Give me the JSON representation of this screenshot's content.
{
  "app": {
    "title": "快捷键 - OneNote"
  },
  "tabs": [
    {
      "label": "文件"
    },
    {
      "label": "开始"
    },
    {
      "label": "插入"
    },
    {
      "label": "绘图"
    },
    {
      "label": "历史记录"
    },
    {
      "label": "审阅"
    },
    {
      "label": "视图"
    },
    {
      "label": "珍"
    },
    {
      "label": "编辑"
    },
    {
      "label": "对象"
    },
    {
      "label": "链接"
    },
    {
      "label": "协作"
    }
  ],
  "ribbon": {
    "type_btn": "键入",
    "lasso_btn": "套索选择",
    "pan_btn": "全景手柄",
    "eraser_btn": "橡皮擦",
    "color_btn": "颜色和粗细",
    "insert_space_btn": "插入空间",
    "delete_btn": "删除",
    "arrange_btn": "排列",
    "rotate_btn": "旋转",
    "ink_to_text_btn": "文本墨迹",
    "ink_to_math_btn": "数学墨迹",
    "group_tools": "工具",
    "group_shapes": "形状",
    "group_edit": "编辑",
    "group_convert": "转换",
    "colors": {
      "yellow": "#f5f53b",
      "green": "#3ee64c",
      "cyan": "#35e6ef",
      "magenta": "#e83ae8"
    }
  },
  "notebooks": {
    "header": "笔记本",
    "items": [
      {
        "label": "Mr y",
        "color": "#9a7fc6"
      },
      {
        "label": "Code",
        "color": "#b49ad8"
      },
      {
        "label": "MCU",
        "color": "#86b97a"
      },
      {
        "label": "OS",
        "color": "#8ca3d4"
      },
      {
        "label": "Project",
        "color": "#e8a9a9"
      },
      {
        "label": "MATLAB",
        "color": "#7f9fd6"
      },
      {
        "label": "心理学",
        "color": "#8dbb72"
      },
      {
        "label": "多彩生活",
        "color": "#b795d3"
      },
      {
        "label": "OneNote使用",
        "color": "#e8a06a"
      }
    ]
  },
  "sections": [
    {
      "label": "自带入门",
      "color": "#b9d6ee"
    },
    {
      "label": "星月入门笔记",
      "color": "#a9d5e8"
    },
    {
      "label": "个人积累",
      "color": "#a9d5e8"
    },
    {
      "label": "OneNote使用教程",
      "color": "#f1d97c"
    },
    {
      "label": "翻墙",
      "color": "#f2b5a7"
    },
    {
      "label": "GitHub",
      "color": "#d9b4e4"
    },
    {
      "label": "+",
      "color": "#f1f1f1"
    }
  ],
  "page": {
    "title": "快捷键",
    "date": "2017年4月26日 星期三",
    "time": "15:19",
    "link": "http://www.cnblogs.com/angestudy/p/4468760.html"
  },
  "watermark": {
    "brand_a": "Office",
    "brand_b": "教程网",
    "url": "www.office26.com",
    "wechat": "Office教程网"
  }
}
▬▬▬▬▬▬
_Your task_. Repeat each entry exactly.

_Solved problem_.
Give me the JSON representation of this screenshot's content.
{
  "app": {
    "title": "快捷键 - OneNote"
  },
  "tabs": [
    {
      "label": "文件"
    },
    {
      "label": "开始"
    },
    {
      "label": "插入"
    },
    {
      "label": "绘图"
    },
    {
      "label": "历史记录"
    },
    {
      "label": "审阅"
    },
    {
      "label": "视图"
    },
    {
      "label": "珍"
    },
    {
      "label": "编辑"
    },
    {
      "label": "对象"
    },
    {
      "label": "链接"
    },
    {
      "label": "协作"
    }
  ],
  "ribbon": {
    "type_btn": "键入",
    "lasso_btn": "套索选择",
    "pan_btn": "全景手柄",
    "eraser_btn": "橡皮擦",
    "color_btn": "颜色和粗细",
    "insert_space_btn": "插入空间",
    "delete_btn": "删除",
    "arrange_btn": "排列",
    "rotate_btn": "旋转",
    "ink_to_text_btn": "文本墨迹",
    "ink_to_math_btn": "数学墨迹",
    "group_tools": "工具",
    "group_shapes": "形状",
    "group_edit": "编辑",
    "group_convert": "转换",
    "colors": {
      "yellow": "#f5f53b",
      "green": "#3ee64c",
      "cyan": "#35e6ef",
      "magenta": "#e83ae8"
    }
  },
  "notebooks": {
    "header": "笔记本",
    "items": [
      {
        "label": "Mr y",
        "color": "#9a7fc6"
      },
      {
        "label": "Code",
        "color": "#b49ad8"
      },
      {
        "label": "MCU",
        "color": "#86b97a"
      },
      {
        "label": "OS",
        "color": "#8ca3d4"
      },
      {
        "label": "Project",
        "color": "#e8a9a9"
      },
      {
        "label": "MATLAB",
        "color": "#7f9fd6"
      },
      {
        "label": "心理学",
        "color": "#8dbb72"
      },
      {
        "label": "多彩生活",
        "color": "#b795d3"
      },
      {
        "label": "OneNote使用",
        "color": "#e8a06a"
      }
    ]
  },
  "sections": [
    {
      "label": "自带入门",
      "color": "#b9d6ee"
    },
    {
      "label": "星月入门笔记",
      "color": "#a9d5e8"
    },
    {
      "label": "个人积累",
      "color": "#a9d5e8"
    },
    {
      "label": "OneNote使用教程",
      "color": "#f1d97c"
    },
    {
      "label": "翻墙",
      "color": "#f2b5a7"
    },
    {
      "label": "GitHub",
      "color": "#d9b4e4"
    },
    {
      "label": "+",
      "color": "#f1f1f1"
    }
  ],
  "page": {
    "title": "快捷键",
    "date": "2017年4月26日 星期三",
    "time": "15:19",
    "link": "http://www.cnblogs.com/angestudy/p/4468760.html"
  },
  "watermark": {
    "brand_a": "Office",
    "brand_b": "教程网",
    "url": "www.office26.com",
    "wechat": "Office教程网"
  }
}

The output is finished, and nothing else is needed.